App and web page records
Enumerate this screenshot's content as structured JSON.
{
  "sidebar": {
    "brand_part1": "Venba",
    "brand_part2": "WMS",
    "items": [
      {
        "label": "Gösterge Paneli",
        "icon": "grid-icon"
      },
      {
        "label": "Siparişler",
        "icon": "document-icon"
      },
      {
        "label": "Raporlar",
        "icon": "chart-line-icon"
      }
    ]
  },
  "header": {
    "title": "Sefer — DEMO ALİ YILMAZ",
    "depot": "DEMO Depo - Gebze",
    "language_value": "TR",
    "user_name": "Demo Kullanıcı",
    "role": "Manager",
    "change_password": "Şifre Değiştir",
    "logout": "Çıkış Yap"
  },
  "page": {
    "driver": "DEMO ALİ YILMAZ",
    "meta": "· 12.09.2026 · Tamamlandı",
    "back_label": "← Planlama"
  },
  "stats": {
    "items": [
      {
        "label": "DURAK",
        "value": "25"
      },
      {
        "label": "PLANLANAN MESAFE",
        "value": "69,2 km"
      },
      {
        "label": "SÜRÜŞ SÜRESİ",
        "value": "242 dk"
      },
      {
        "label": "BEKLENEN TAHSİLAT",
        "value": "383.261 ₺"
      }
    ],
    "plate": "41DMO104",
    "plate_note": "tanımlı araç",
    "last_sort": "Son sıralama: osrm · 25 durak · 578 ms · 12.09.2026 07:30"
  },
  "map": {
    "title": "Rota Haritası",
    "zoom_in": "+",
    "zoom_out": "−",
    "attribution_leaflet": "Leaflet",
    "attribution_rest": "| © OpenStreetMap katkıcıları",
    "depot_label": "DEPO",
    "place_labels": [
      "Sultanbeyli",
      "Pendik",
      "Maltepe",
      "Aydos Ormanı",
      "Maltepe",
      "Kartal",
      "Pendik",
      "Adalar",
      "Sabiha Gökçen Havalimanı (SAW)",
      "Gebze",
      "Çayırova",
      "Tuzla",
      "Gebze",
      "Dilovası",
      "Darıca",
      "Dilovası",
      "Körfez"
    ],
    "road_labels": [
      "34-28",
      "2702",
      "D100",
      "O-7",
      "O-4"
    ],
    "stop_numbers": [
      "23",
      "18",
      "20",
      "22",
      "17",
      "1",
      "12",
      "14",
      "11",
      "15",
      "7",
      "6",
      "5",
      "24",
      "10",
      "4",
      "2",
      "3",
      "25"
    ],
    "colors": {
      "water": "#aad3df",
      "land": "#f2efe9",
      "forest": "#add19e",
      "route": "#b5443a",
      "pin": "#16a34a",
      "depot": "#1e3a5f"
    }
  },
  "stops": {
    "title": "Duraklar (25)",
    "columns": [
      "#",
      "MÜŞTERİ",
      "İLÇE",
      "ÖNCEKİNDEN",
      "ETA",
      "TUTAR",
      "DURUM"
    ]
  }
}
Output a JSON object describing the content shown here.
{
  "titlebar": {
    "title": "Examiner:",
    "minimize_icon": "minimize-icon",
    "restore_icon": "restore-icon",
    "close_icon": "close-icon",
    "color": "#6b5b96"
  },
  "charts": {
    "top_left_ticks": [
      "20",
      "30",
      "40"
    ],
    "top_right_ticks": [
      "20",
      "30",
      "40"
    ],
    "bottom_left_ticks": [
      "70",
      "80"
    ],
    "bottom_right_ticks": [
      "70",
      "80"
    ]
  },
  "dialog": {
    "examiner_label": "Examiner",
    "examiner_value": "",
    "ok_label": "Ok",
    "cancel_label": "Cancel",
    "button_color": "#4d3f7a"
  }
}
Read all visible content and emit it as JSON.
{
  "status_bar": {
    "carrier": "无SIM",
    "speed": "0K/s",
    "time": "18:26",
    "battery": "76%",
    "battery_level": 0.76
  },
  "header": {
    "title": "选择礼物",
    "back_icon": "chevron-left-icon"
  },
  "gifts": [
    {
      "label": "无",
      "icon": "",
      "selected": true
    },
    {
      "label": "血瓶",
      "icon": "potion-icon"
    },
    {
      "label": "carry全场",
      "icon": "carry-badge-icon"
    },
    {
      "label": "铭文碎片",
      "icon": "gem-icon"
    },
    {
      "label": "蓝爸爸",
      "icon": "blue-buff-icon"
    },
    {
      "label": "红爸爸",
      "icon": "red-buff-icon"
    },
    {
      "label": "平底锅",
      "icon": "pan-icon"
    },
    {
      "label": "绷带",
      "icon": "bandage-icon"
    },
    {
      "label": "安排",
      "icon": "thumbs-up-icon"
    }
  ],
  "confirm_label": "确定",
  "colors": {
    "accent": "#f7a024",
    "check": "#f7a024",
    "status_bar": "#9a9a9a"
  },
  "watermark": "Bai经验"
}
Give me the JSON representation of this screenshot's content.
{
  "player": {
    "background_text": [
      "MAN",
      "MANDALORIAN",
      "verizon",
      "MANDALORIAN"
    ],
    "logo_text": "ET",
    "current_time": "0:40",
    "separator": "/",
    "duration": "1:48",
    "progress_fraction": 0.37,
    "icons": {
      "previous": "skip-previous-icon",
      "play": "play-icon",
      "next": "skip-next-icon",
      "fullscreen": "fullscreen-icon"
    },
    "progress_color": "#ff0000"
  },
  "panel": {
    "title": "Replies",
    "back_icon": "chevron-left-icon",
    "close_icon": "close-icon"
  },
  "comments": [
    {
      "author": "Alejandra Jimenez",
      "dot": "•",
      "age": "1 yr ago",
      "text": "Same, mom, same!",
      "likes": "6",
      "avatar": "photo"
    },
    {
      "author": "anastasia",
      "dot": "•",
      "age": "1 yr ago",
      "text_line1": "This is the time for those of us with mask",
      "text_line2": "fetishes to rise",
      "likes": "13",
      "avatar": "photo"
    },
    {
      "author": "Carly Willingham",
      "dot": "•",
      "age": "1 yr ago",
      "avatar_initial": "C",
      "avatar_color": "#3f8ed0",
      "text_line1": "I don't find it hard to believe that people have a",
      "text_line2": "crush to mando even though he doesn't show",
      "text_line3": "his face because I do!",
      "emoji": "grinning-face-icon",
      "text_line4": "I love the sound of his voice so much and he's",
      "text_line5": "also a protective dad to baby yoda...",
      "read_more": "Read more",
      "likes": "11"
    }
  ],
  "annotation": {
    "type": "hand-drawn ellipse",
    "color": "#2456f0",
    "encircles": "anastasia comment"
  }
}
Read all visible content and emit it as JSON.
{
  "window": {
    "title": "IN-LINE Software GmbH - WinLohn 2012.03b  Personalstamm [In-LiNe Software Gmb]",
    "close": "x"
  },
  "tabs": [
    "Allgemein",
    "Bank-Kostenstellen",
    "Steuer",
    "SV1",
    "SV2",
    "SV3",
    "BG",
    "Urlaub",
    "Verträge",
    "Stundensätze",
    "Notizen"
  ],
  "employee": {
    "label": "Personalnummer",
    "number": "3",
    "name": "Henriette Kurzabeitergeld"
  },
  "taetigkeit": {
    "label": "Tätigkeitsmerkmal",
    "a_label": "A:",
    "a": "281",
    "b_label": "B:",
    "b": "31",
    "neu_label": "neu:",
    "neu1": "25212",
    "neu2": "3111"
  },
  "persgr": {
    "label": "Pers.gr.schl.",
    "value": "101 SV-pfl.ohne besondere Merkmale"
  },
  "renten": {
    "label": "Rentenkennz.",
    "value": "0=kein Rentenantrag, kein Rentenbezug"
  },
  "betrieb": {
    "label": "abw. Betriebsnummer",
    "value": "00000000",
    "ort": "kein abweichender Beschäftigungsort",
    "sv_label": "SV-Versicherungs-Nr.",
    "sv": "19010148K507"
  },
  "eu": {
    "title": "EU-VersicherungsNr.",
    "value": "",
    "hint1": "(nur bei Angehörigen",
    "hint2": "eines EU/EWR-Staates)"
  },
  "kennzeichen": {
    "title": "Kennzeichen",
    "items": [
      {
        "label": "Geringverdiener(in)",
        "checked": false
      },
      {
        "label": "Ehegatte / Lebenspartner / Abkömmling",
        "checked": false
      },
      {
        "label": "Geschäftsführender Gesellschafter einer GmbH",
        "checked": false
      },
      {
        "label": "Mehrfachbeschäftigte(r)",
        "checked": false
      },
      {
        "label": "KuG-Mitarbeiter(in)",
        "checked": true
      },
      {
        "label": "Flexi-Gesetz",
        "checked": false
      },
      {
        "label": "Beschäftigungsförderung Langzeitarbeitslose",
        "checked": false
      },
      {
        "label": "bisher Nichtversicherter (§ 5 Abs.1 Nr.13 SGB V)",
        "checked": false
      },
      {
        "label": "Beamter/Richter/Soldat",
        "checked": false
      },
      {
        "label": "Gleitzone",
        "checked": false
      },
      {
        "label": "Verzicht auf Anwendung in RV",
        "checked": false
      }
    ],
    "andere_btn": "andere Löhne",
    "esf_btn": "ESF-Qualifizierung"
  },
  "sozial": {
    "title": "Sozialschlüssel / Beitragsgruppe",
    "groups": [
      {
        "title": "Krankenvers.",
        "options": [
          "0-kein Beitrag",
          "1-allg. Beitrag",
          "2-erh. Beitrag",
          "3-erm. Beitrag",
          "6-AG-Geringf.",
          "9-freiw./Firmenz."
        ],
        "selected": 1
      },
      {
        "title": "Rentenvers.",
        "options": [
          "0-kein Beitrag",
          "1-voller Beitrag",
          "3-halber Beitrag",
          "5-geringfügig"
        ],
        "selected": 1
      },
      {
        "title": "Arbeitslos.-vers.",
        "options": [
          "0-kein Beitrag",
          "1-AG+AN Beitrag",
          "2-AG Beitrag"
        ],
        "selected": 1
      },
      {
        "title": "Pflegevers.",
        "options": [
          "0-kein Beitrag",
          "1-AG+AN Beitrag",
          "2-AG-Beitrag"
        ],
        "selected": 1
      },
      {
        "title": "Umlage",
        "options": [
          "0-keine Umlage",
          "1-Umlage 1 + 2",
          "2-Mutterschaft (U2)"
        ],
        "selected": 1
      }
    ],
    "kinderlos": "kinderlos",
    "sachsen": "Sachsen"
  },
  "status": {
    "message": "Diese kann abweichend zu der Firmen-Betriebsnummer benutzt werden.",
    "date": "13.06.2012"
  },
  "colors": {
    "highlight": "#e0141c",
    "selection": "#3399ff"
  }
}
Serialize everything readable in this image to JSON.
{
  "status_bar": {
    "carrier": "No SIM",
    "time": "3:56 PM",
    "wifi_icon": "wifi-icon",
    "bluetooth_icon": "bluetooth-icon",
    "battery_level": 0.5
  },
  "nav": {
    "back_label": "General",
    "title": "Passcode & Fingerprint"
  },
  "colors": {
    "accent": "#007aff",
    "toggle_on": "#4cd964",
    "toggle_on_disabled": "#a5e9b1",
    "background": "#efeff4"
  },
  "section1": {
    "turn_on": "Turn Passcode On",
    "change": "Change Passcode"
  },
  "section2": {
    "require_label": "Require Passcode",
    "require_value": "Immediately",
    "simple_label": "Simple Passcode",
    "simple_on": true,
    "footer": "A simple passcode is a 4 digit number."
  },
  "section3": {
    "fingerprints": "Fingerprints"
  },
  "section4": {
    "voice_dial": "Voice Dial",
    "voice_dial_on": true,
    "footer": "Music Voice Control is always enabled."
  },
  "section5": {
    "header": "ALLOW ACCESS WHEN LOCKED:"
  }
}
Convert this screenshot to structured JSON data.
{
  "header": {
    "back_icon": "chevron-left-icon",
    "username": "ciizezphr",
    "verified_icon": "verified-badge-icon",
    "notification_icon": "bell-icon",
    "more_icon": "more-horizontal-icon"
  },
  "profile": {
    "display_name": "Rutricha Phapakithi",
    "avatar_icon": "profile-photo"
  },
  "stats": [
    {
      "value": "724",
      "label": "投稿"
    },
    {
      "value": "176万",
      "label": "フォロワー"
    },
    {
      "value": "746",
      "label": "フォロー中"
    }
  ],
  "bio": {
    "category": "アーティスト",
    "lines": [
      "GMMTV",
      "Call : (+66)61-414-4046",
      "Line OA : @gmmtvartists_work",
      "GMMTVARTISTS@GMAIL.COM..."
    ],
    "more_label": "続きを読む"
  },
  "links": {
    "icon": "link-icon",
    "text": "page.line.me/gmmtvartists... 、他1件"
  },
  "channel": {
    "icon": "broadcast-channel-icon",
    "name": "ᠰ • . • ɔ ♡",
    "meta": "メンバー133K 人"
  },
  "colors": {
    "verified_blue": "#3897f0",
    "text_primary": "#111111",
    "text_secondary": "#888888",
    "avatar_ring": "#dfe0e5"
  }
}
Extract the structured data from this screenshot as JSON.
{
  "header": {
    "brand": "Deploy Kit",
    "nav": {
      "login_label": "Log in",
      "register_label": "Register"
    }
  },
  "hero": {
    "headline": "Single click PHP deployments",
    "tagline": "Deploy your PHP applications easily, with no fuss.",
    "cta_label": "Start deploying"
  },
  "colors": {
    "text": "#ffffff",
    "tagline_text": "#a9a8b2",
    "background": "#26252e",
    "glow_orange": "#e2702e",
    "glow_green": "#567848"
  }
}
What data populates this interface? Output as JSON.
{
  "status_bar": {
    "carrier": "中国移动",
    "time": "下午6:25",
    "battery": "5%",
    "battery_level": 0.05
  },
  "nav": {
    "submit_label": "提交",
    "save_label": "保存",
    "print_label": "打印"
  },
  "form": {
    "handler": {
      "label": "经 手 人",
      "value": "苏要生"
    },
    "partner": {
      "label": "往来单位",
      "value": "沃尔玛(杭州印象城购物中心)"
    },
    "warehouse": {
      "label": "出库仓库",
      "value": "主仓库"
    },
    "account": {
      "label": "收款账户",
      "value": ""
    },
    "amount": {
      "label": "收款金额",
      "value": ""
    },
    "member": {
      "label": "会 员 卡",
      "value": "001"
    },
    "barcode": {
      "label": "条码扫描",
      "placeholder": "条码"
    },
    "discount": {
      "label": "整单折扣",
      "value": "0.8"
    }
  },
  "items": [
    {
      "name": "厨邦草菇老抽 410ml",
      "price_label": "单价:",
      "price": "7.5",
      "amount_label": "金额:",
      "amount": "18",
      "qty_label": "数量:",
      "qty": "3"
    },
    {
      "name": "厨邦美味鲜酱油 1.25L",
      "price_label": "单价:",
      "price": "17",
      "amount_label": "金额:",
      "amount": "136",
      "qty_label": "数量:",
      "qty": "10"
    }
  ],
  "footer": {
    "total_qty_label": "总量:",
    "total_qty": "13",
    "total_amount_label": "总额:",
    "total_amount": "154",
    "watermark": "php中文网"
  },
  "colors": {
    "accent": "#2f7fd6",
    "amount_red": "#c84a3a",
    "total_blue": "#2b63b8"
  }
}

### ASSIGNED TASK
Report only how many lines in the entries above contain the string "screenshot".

### RESULT
4